DESCRIPTION OF THE TASK: Below are the records; copy every line in them that holds the string "Документи".

INPUT RECORDS:
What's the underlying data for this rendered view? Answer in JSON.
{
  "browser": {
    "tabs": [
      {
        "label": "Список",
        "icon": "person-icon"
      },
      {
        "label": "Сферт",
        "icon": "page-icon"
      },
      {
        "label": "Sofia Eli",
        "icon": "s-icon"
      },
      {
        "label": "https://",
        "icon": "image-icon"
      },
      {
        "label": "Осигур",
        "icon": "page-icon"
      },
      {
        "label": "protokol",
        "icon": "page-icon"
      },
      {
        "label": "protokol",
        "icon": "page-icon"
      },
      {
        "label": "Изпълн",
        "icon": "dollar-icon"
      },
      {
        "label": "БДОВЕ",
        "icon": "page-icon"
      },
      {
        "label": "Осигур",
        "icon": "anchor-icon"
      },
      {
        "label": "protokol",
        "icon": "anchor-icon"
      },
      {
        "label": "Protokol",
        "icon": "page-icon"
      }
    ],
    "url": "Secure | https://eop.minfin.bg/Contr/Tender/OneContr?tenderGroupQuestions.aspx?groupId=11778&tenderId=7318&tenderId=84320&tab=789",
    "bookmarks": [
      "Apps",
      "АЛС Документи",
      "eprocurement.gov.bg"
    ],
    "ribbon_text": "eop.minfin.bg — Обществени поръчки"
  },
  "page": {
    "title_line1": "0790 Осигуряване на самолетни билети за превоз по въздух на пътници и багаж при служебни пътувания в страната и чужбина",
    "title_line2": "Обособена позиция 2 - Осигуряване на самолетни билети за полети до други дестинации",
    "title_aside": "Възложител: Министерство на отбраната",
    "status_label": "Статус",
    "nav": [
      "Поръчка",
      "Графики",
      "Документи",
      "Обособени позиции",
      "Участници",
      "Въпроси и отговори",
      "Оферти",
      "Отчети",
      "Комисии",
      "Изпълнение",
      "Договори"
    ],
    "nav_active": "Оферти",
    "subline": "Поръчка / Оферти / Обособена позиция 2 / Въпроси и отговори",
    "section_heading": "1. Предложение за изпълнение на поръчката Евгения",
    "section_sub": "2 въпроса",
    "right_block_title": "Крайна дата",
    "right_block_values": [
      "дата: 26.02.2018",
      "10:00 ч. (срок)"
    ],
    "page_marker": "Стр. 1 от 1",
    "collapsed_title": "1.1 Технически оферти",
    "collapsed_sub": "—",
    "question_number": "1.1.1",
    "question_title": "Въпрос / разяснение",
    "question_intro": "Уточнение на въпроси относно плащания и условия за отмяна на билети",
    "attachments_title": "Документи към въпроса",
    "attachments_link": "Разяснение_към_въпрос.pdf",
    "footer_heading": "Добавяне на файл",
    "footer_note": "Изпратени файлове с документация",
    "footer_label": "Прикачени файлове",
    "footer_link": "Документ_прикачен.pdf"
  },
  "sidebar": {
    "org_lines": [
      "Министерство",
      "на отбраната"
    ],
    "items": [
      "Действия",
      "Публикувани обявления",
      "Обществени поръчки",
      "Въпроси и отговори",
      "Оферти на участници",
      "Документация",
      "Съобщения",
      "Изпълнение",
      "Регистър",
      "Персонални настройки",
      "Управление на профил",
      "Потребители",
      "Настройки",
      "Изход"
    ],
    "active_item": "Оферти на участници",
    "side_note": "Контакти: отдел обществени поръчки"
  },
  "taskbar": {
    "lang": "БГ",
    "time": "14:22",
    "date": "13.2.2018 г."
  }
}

ANSWER BOX:
      "АЛС Документи",
      "Документи",
    "attachments_title": "Документи към въпроса",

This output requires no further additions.